Listed records:

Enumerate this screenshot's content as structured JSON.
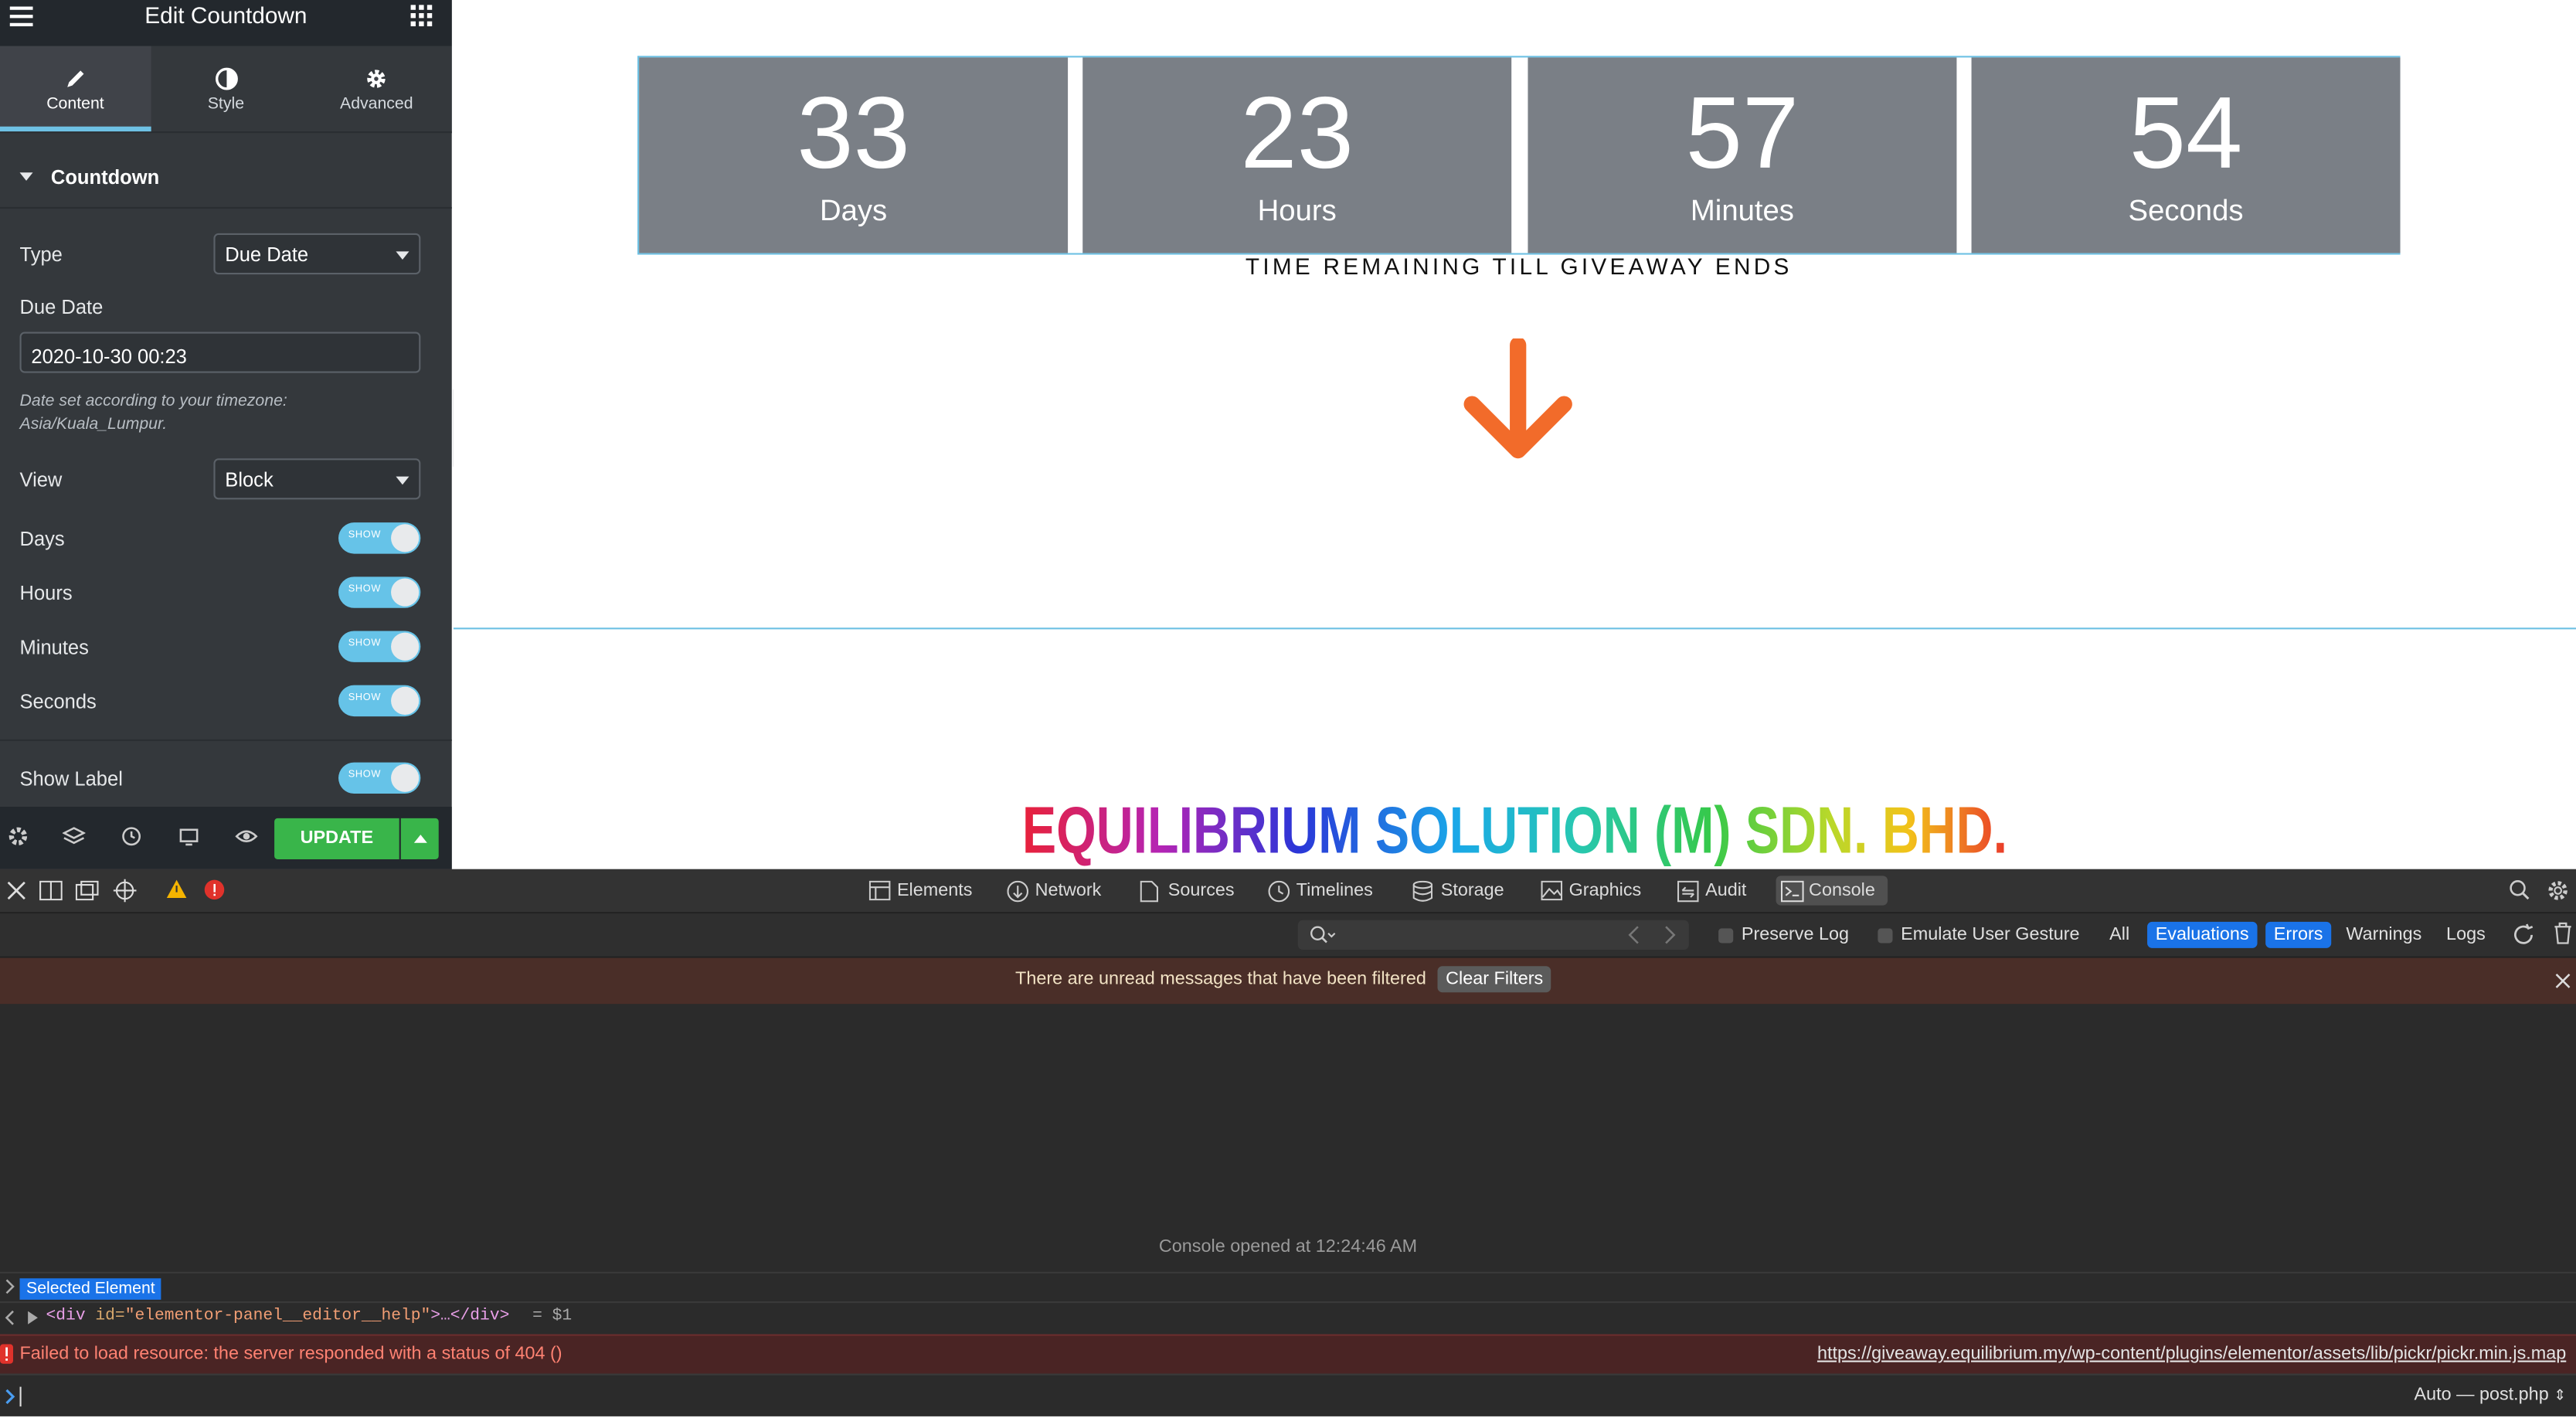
{
  "panel": {
    "title": "Edit Countdown",
    "tabs": [
      {
        "label": "Content",
        "icon": "pencil-icon",
        "active": true
      },
      {
        "label": "Style",
        "icon": "contrast-icon",
        "active": false
      },
      {
        "label": "Advanced",
        "icon": "gear-icon",
        "active": false
      }
    ],
    "section_title": "Countdown",
    "type_label": "Type",
    "type_value": "Due Date",
    "due_date_label": "Due Date",
    "due_date_value": "2020-10-30 00:23",
    "timezone_note": "Date set according to your timezone: Asia/Kuala_Lumpur.",
    "view_label": "View",
    "view_value": "Block",
    "toggles": [
      {
        "label": "Days",
        "state": "SHOW"
      },
      {
        "label": "Hours",
        "state": "SHOW"
      },
      {
        "label": "Minutes",
        "state": "SHOW"
      },
      {
        "label": "Seconds",
        "state": "SHOW"
      }
    ],
    "show_label": {
      "label": "Show Label",
      "state": "SHOW"
    },
    "update_label": "UPDATE",
    "accent_color": "#39b54a"
  },
  "canvas": {
    "countdown": [
      {
        "value": "33",
        "unit": "Days"
      },
      {
        "value": "23",
        "unit": "Hours"
      },
      {
        "value": "57",
        "unit": "Minutes"
      },
      {
        "value": "54",
        "unit": "Seconds"
      }
    ],
    "caption": "TIME REMAINING TILL GIVEAWAY ENDS",
    "arrow_color": "#f26b2a",
    "company_name": "EQUILIBRIUM SOLUTION (M) SDN. BHD."
  },
  "devtools": {
    "tabs": [
      "Elements",
      "Network",
      "Sources",
      "Timelines",
      "Storage",
      "Graphics",
      "Audit",
      "Console"
    ],
    "active_tab": "Console",
    "filters": {
      "preserve_log": "Preserve Log",
      "emulate_gesture": "Emulate User Gesture",
      "all": "All",
      "evaluations": "Evaluations",
      "errors": "Errors",
      "warnings": "Warnings",
      "logs": "Logs"
    },
    "warning_message": "There are unread messages that have been filtered",
    "clear_filters": "Clear Filters",
    "console_opened": "Console opened at 12:24:46 AM",
    "selected_element": "Selected Element",
    "element_line": {
      "open": "<div",
      "attr": "id=",
      "val": "\"elementor-panel__editor__help\"",
      "rest": ">…</div>",
      "ref": "= $1"
    },
    "error_message": "Failed to load resource: the server responded with a status of 404 ()",
    "error_url": "https://giveaway.equilibrium.my/wp-content/plugins/elementor/assets/lib/pickr/pickr.min.js.map",
    "context": "Auto — post.php"
  }
}
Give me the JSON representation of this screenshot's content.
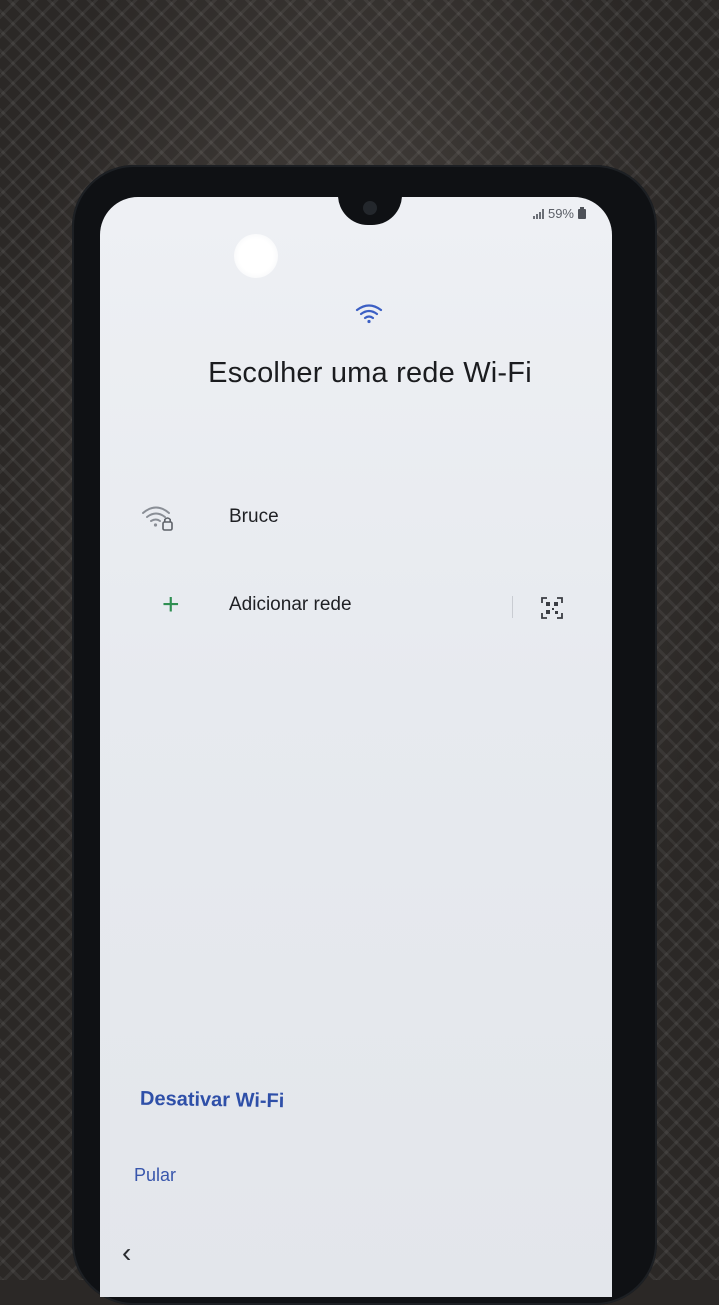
{
  "status_bar": {
    "battery_percent": "59%",
    "signal_icon": "signal-icon",
    "battery_icon": "battery-icon"
  },
  "header": {
    "icon": "wifi-icon",
    "title": "Escolher uma rede Wi-Fi"
  },
  "networks": [
    {
      "icon": "wifi-lock-icon",
      "label": "Bruce"
    }
  ],
  "add_network": {
    "icon": "plus-icon",
    "label": "Adicionar rede",
    "scan_icon": "qr-code-scan-icon"
  },
  "actions": {
    "disable_wifi": "Desativar Wi-Fi",
    "skip": "Pular"
  },
  "navigation": {
    "back_icon": "back-icon"
  },
  "colors": {
    "accent_link": "#2e4fa8",
    "add_icon": "#2f8f52",
    "wifi_icon": "#3b5fc4"
  }
}
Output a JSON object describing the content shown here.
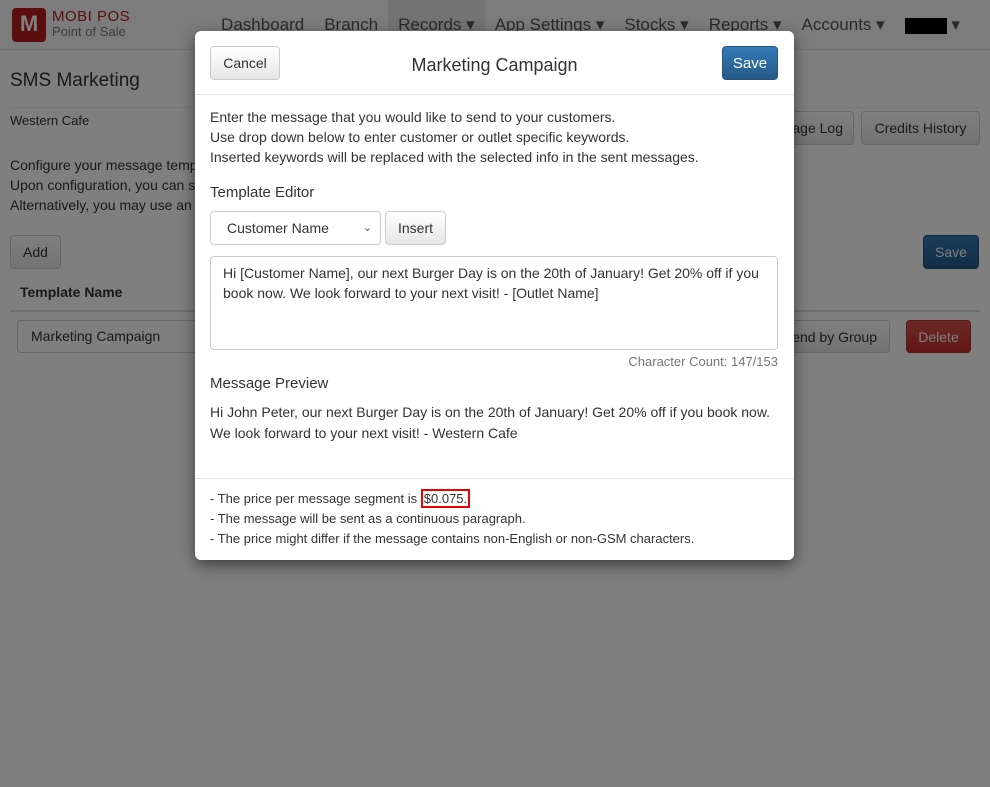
{
  "brand": {
    "logo_letter": "M",
    "name": "MOBI POS",
    "tagline": "Point of Sale"
  },
  "nav": {
    "items": [
      "Dashboard",
      "Branch",
      "Records",
      "App Settings",
      "Stocks",
      "Reports",
      "Accounts"
    ],
    "caret": "▾"
  },
  "page": {
    "title": "SMS Marketing",
    "outlet": "Western Cafe",
    "desc": [
      "Configure your message temp",
      "Upon configuration, you can s",
      "Alternatively, you may use an"
    ],
    "message_log": "age Log",
    "credits_history": "Credits History",
    "add": "Add",
    "save": "Save",
    "col_template_name": "Template Name",
    "row_template": "Marketing Campaign",
    "send_by_group": "end by Group",
    "delete": "Delete"
  },
  "modal": {
    "cancel": "Cancel",
    "title": "Marketing Campaign",
    "save": "Save",
    "intro": [
      "Enter the message that you would like to send to your customers.",
      "Use drop down below to enter customer or outlet specific keywords.",
      "Inserted keywords will be replaced with the selected info in the sent messages."
    ],
    "editor_label": "Template Editor",
    "keyword_selected": "Customer Name",
    "insert": "Insert",
    "template_text": "Hi [Customer Name], our next Burger Day is on the 20th of January! Get 20% off if you book now. We look forward to your next visit! - [Outlet Name]",
    "char_count": "Character Count: 147/153",
    "preview_label": "Message Preview",
    "preview_text": "Hi John Peter, our next Burger Day is on the 20th of January! Get 20% off if you book now. We look forward to your next visit! - Western Cafe",
    "footer_prefix": "- The price per message segment is ",
    "price": "$0.075.",
    "footer": [
      "- The message will be sent as a continuous paragraph.",
      "- The price might differ if the message contains non-English or non-GSM characters."
    ]
  }
}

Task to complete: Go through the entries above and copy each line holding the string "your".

Answer:
    "timezone_note": "Date set according to your timezone: Asia/Kuala_Lumpur.",
      "Configure your message temp",
      "Enter the message that you would like to send to your customers.",
    "template_text": "Hi [Customer Name], our next Burger Day is on the 20th of January! Get 20% off if you book now. We look forward to your next visit! - [Outlet Name]",
    "preview_text": "Hi John Peter, our next Burger Day is on the 20th of January! Get 20% off if you book now. We look forward to your next visit! - Western Cafe",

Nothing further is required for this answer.